━━━ RECORDS ━━━

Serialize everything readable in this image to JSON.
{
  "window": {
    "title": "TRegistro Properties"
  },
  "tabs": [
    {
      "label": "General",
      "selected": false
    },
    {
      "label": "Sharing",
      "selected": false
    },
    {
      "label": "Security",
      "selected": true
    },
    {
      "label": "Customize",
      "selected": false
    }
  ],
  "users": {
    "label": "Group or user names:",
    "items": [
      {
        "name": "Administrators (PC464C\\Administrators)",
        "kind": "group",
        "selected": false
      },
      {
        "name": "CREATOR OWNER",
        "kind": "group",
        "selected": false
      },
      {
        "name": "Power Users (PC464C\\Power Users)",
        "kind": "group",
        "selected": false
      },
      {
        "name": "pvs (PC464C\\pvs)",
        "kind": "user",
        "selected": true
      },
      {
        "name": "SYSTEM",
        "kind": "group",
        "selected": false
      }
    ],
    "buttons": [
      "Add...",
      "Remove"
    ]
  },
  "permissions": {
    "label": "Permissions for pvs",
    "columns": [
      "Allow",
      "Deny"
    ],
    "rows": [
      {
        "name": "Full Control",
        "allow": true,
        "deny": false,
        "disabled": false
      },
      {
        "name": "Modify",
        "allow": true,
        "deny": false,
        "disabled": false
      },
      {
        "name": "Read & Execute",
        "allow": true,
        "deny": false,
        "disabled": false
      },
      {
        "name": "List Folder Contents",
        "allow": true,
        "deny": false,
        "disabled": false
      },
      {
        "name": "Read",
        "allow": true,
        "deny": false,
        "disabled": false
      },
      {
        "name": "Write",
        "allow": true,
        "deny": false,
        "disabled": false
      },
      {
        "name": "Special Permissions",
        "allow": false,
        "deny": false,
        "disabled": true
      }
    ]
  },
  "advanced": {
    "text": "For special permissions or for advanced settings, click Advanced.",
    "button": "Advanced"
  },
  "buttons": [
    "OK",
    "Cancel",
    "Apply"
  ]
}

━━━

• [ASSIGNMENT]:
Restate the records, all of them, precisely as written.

• [THE ANSWER]:
Serialize everything readable in this image to JSON.
{
  "window": {
    "title": "TRegistro Properties"
  },
  "tabs": [
    {
      "label": "General",
      "selected": false
    },
    {
      "label": "Sharing",
      "selected": false
    },
    {
      "label": "Security",
      "selected": true
    },
    {
      "label": "Customize",
      "selected": false
    }
  ],
  "users": {
    "label": "Group or user names:",
    "items": [
      {
        "name": "Administrators (PC464C\\Administrators)",
        "kind": "group",
        "selected": false
      },
      {
        "name": "CREATOR OWNER",
        "kind": "group",
        "selected": false
      },
      {
        "name": "Power Users (PC464C\\Power Users)",
        "kind": "group",
        "selected": false
      },
      {
        "name": "pvs (PC464C\\pvs)",
        "kind": "user",
        "selected": true
      },
      {
        "name": "SYSTEM",
        "kind": "group",
        "selected": false
      }
    ],
    "buttons": [
      "Add...",
      "Remove"
    ]
  },
  "permissions": {
    "label": "Permissions for pvs",
    "columns": [
      "Allow",
      "Deny"
    ],
    "rows": [
      {
        "name": "Full Control",
        "allow": true,
        "deny": false,
        "disabled": false
      },
      {
        "name": "Modify",
        "allow": true,
        "deny": false,
        "disabled": false
      },
      {
        "name": "Read & Execute",
        "allow": true,
        "deny": false,
        "disabled": false
      },
      {
        "name": "List Folder Contents",
        "allow": true,
        "deny": false,
        "disabled": false
      },
      {
        "name": "Read",
        "allow": true,
        "deny": false,
        "disabled": false
      },
      {
        "name": "Write",
        "allow": true,
        "deny": false,
        "disabled": false
      },
      {
        "name": "Special Permissions",
        "allow": false,
        "deny": false,
        "disabled": true
      }
    ]
  },
  "advanced": {
    "text": "For special permissions or for advanced settings, click Advanced.",
    "button": "Advanced"
  },
  "buttons": [
    "OK",
    "Cancel",
    "Apply"
  ]
}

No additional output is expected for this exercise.